The original plan of research was simple. In a first study we would examine the inscriptional evidence available from the early periods for the Northwest Semitic languages to determine orthographic practices and patterns, and chart evolutionary developments. Sequence dating and absolute dates would be established by epigraphic analysis of features of the inscriptions other than their orthographic usage.
In a second study we would take the conclusions of the first and apply them to selected biblical texts, to see what could be gained, by rigorous orthographic analysis, in the way of interpretation, elucidation, and clarification of difficult passages, especially in fixed poetic contexts. The earliest Israelite poetry was the immediate target, and the presumption was that embedded in the preserved text of the Hebrew Bible there would be evidence of older orthographic practice surviving despite the scribal revisions in subsequent stages of manuscript transmission, some perhaps as early as the earliest form of Hebrew orthography. This so-called Phoenician spelling of the tenth century B.C. and earlier was marked by strict consonantism in notation, that is, without vowel letters in either the final or medial position. In addition, one of the old poems was preserved in two variant texts, 2 Samuel 22=Psalm 18, and, we hoped, would reflect evidence of both written and oral transmission and perhaps even dialectical differences.
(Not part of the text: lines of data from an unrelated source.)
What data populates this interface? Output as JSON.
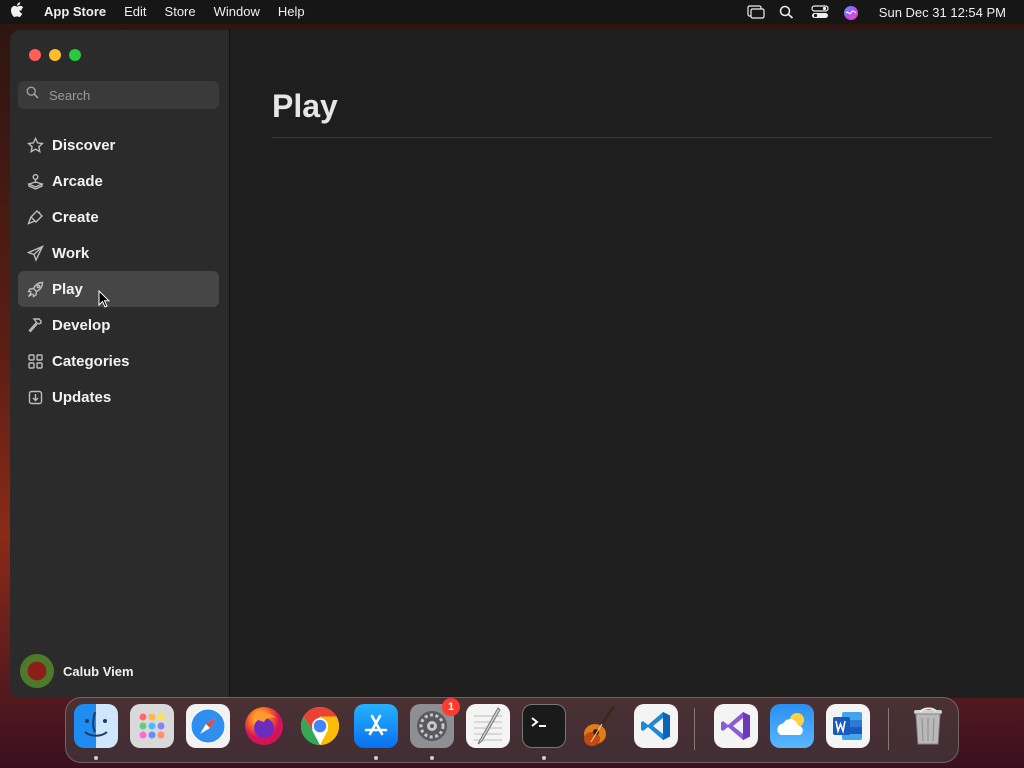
{
  "menubar": {
    "app_name": "App Store",
    "menus": [
      "Edit",
      "Store",
      "Window",
      "Help"
    ],
    "clock": "Sun Dec 31  12:54 PM"
  },
  "sidebar": {
    "search_placeholder": "Search",
    "items": [
      {
        "label": "Discover",
        "icon": "star-icon"
      },
      {
        "label": "Arcade",
        "icon": "joystick-icon"
      },
      {
        "label": "Create",
        "icon": "brush-icon"
      },
      {
        "label": "Work",
        "icon": "paper-plane-icon"
      },
      {
        "label": "Play",
        "icon": "rocket-icon",
        "active": true
      },
      {
        "label": "Develop",
        "icon": "hammer-icon"
      },
      {
        "label": "Categories",
        "icon": "grid-icon"
      },
      {
        "label": "Updates",
        "icon": "download-icon"
      }
    ],
    "account_name": "Calub Viem"
  },
  "main": {
    "title": "Play"
  },
  "dock": {
    "apps": [
      "Finder",
      "Launchpad",
      "Safari",
      "Firefox",
      "Chrome",
      "App Store",
      "System Settings",
      "TextEdit",
      "Terminal",
      "GarageBand",
      "Visual Studio Code",
      "Visual Studio",
      "Weather",
      "Microsoft Word",
      "Trash"
    ],
    "settings_badge": "1"
  },
  "colors": {
    "accent_red": "#ff5f57",
    "accent_yellow": "#febc2e",
    "accent_green": "#28c840",
    "sidebar_bg": "#2b2b2b",
    "main_bg": "#1e1e1e"
  }
}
Two dissertations emerged from these studies. Both were completed essentially in the academic year 1947-48 (although the second was not submitted until 1949-50), and served their primary purpose in partially satisfying degree requirements. The first, Early Hebrew Orthography: The Epigraphic Evidence, was published in revised form in the American Oriental Series, no. 36, in 1952. In it we set down the basic styles governing spelling practices in the Northwest Semitic inscriptions from the twelfth-eleventh centuries B.C. until the time of the Exile of Judah (early sixth century) and traced the modifications and adaptations of the primary systems of Linear Phoenician after its borrowing into Aramaic and other writing systems, notably